Data excerpts

● ● ● ● ●

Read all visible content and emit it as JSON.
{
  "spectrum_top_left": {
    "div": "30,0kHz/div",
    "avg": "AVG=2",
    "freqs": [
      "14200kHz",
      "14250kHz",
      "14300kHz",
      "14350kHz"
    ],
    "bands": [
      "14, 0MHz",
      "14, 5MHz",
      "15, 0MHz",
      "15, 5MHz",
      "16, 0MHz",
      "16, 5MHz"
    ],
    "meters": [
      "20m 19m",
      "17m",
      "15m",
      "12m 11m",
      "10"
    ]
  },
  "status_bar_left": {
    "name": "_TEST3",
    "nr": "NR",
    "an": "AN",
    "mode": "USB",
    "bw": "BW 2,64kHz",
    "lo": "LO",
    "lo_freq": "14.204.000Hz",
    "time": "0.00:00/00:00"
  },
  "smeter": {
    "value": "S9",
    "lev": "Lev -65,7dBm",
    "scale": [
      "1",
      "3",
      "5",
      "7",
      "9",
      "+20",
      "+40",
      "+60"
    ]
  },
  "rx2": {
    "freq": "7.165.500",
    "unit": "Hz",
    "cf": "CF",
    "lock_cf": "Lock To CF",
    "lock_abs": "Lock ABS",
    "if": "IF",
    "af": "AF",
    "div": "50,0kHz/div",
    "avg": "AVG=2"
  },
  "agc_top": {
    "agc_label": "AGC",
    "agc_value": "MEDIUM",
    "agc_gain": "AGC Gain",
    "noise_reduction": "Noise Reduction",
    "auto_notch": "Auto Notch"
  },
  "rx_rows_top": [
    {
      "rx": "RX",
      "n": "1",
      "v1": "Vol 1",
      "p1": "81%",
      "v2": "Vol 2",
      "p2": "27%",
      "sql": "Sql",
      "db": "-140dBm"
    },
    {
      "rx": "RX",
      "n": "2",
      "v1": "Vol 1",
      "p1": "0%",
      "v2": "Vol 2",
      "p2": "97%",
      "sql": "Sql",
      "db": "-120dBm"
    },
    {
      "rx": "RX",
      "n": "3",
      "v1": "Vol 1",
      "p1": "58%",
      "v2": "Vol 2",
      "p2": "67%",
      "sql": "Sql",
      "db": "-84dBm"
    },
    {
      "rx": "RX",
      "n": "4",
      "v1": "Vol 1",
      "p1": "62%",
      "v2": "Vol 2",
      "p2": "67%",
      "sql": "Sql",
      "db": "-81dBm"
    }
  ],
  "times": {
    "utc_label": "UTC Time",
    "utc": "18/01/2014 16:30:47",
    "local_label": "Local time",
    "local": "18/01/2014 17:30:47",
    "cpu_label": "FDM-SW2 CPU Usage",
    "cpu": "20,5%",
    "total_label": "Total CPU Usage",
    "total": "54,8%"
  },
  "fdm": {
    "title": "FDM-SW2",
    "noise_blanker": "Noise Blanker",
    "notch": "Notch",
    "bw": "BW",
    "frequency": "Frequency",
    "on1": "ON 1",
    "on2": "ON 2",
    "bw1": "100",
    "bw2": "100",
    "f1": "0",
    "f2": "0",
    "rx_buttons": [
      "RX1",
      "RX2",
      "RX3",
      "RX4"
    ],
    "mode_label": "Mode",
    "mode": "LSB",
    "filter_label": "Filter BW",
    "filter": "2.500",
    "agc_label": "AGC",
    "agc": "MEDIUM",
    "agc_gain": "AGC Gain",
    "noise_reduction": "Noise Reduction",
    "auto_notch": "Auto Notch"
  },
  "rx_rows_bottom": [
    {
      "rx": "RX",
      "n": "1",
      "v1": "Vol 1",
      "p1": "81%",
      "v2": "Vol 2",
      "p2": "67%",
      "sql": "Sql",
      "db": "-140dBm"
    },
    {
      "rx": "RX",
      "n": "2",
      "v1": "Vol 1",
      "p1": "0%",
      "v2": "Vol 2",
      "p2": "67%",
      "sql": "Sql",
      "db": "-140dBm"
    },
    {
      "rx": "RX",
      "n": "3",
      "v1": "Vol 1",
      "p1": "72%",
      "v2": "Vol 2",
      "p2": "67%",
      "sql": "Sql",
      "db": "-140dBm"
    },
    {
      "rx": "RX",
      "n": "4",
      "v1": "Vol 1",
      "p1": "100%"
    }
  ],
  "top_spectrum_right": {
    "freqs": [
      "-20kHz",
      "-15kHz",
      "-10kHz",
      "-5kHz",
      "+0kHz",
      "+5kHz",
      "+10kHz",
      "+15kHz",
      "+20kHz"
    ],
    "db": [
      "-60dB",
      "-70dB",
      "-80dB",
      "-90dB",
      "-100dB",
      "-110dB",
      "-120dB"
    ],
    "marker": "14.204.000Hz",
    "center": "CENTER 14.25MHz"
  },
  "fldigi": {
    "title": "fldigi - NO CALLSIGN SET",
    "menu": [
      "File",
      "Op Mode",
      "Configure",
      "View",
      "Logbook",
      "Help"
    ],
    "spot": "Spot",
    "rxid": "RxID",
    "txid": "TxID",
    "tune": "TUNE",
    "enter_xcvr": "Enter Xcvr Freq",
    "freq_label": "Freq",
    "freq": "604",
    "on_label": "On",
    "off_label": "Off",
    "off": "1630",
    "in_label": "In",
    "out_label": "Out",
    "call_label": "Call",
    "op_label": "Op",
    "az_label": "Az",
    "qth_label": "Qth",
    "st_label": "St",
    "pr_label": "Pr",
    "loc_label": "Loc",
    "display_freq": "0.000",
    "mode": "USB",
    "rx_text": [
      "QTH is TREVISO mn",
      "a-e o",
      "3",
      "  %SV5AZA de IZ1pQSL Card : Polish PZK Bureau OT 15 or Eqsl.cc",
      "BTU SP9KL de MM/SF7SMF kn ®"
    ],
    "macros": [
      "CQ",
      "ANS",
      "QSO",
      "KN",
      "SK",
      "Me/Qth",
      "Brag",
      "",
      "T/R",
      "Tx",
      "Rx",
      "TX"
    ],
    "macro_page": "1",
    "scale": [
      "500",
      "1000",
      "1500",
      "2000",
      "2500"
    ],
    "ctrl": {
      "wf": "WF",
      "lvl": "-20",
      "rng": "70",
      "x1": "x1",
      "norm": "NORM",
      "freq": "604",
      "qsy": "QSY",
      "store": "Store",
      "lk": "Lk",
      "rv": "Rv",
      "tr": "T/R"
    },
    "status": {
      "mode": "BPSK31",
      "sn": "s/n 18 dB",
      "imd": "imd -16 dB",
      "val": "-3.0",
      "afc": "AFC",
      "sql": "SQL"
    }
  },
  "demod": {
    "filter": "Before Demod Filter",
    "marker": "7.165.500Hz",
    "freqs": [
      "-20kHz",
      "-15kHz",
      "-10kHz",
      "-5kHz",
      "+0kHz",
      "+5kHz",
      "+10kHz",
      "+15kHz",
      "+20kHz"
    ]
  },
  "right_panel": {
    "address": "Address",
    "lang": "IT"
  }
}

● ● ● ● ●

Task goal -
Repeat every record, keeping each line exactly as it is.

Result of the exercise -
Read all visible content and emit it as JSON.
{
  "spectrum_top_left": {
    "div": "30,0kHz/div",
    "avg": "AVG=2",
    "freqs": [
      "14200kHz",
      "14250kHz",
      "14300kHz",
      "14350kHz"
    ],
    "bands": [
      "14, 0MHz",
      "14, 5MHz",
      "15, 0MHz",
      "15, 5MHz",
      "16, 0MHz",
      "16, 5MHz"
    ],
    "meters": [
      "20m 19m",
      "17m",
      "15m",
      "12m 11m",
      "10"
    ]
  },
  "status_bar_left": {
    "name": "_TEST3",
    "nr": "NR",
    "an": "AN",
    "mode": "USB",
    "bw": "BW 2,64kHz",
    "lo": "LO",
    "lo_freq": "14.204.000Hz",
    "time": "0.00:00/00:00"
  },
  "smeter": {
    "value": "S9",
    "lev": "Lev -65,7dBm",
    "scale": [
      "1",
      "3",
      "5",
      "7",
      "9",
      "+20",
      "+40",
      "+60"
    ]
  },
  "rx2": {
    "freq": "7.165.500",
    "unit": "Hz",
    "cf": "CF",
    "lock_cf": "Lock To CF",
    "lock_abs": "Lock ABS",
    "if": "IF",
    "af": "AF",
    "div": "50,0kHz/div",
    "avg": "AVG=2"
  },
  "agc_top": {
    "agc_label": "AGC",
    "agc_value": "MEDIUM",
    "agc_gain": "AGC Gain",
    "noise_reduction": "Noise Reduction",
    "auto_notch": "Auto Notch"
  },
  "rx_rows_top": [
    {
      "rx": "RX",
      "n": "1",
      "v1": "Vol 1",
      "p1": "81%",
      "v2": "Vol 2",
      "p2": "27%",
      "sql": "Sql",
      "db": "-140dBm"
    },
    {
      "rx": "RX",
      "n": "2",
      "v1": "Vol 1",
      "p1": "0%",
      "v2": "Vol 2",
      "p2": "97%",
      "sql": "Sql",
      "db": "-120dBm"
    },
    {
      "rx": "RX",
      "n": "3",
      "v1": "Vol 1",
      "p1": "58%",
      "v2": "Vol 2",
      "p2": "67%",
      "sql": "Sql",
      "db": "-84dBm"
    },
    {
      "rx": "RX",
      "n": "4",
      "v1": "Vol 1",
      "p1": "62%",
      "v2": "Vol 2",
      "p2": "67%",
      "sql": "Sql",
      "db": "-81dBm"
    }
  ],
  "times": {
    "utc_label": "UTC Time",
    "utc": "18/01/2014 16:30:47",
    "local_label": "Local time",
    "local": "18/01/2014 17:30:47",
    "cpu_label": "FDM-SW2 CPU Usage",
    "cpu": "20,5%",
    "total_label": "Total CPU Usage",
    "total": "54,8%"
  },
  "fdm": {
    "title": "FDM-SW2",
    "noise_blanker": "Noise Blanker",
    "notch": "Notch",
    "bw": "BW",
    "frequency": "Frequency",
    "on1": "ON 1",
    "on2": "ON 2",
    "bw1": "100",
    "bw2": "100",
    "f1": "0",
    "f2": "0",
    "rx_buttons": [
      "RX1",
      "RX2",
      "RX3",
      "RX4"
    ],
    "mode_label": "Mode",
    "mode": "LSB",
    "filter_label": "Filter BW",
    "filter": "2.500",
    "agc_label": "AGC",
    "agc": "MEDIUM",
    "agc_gain": "AGC Gain",
    "noise_reduction": "Noise Reduction",
    "auto_notch": "Auto Notch"
  },
  "rx_rows_bottom": [
    {
      "rx": "RX",
      "n": "1",
      "v1": "Vol 1",
      "p1": "81%",
      "v2": "Vol 2",
      "p2": "67%",
      "sql": "Sql",
      "db": "-140dBm"
    },
    {
      "rx": "RX",
      "n": "2",
      "v1": "Vol 1",
      "p1": "0%",
      "v2": "Vol 2",
      "p2": "67%",
      "sql": "Sql",
      "db": "-140dBm"
    },
    {
      "rx": "RX",
      "n": "3",
      "v1": "Vol 1",
      "p1": "72%",
      "v2": "Vol 2",
      "p2": "67%",
      "sql": "Sql",
      "db": "-140dBm"
    },
    {
      "rx": "RX",
      "n": "4",
      "v1": "Vol 1",
      "p1": "100%"
    }
  ],
  "top_spectrum_right": {
    "freqs": [
      "-20kHz",
      "-15kHz",
      "-10kHz",
      "-5kHz",
      "+0kHz",
      "+5kHz",
      "+10kHz",
      "+15kHz",
      "+20kHz"
    ],
    "db": [
      "-60dB",
      "-70dB",
      "-80dB",
      "-90dB",
      "-100dB",
      "-110dB",
      "-120dB"
    ],
    "marker": "14.204.000Hz",
    "center": "CENTER 14.25MHz"
  },
  "fldigi": {
    "title": "fldigi - NO CALLSIGN SET",
    "menu": [
      "File",
      "Op Mode",
      "Configure",
      "View",
      "Logbook",
      "Help"
    ],
    "spot": "Spot",
    "rxid": "RxID",
    "txid": "TxID",
    "tune": "TUNE",
    "enter_xcvr": "Enter Xcvr Freq",
    "freq_label": "Freq",
    "freq": "604",
    "on_label": "On",
    "off_label": "Off",
    "off": "1630",
    "in_label": "In",
    "out_label": "Out",
    "call_label": "Call",
    "op_label": "Op",
    "az_label": "Az",
    "qth_label": "Qth",
    "st_label": "St",
    "pr_label": "Pr",
    "loc_label": "Loc",
    "display_freq": "0.000",
    "mode": "USB",
    "rx_text": [
      "QTH is TREVISO mn",
      "a-e o",
      "3",
      "  %SV5AZA de IZ1pQSL Card : Polish PZK Bureau OT 15 or Eqsl.cc",
      "BTU SP9KL de MM/SF7SMF kn ®"
    ],
    "macros": [
      "CQ",
      "ANS",
      "QSO",
      "KN",
      "SK",
      "Me/Qth",
      "Brag",
      "",
      "T/R",
      "Tx",
      "Rx",
      "TX"
    ],
    "macro_page": "1",
    "scale": [
      "500",
      "1000",
      "1500",
      "2000",
      "2500"
    ],
    "ctrl": {
      "wf": "WF",
      "lvl": "-20",
      "rng": "70",
      "x1": "x1",
      "norm": "NORM",
      "freq": "604",
      "qsy": "QSY",
      "store": "Store",
      "lk": "Lk",
      "rv": "Rv",
      "tr": "T/R"
    },
    "status": {
      "mode": "BPSK31",
      "sn": "s/n 18 dB",
      "imd": "imd -16 dB",
      "val": "-3.0",
      "afc": "AFC",
      "sql": "SQL"
    }
  },
  "demod": {
    "filter": "Before Demod Filter",
    "marker": "7.165.500Hz",
    "freqs": [
      "-20kHz",
      "-15kHz",
      "-10kHz",
      "-5kHz",
      "+0kHz",
      "+5kHz",
      "+10kHz",
      "+15kHz",
      "+20kHz"
    ]
  },
  "right_panel": {
    "address": "Address",
    "lang": "IT"
  }
}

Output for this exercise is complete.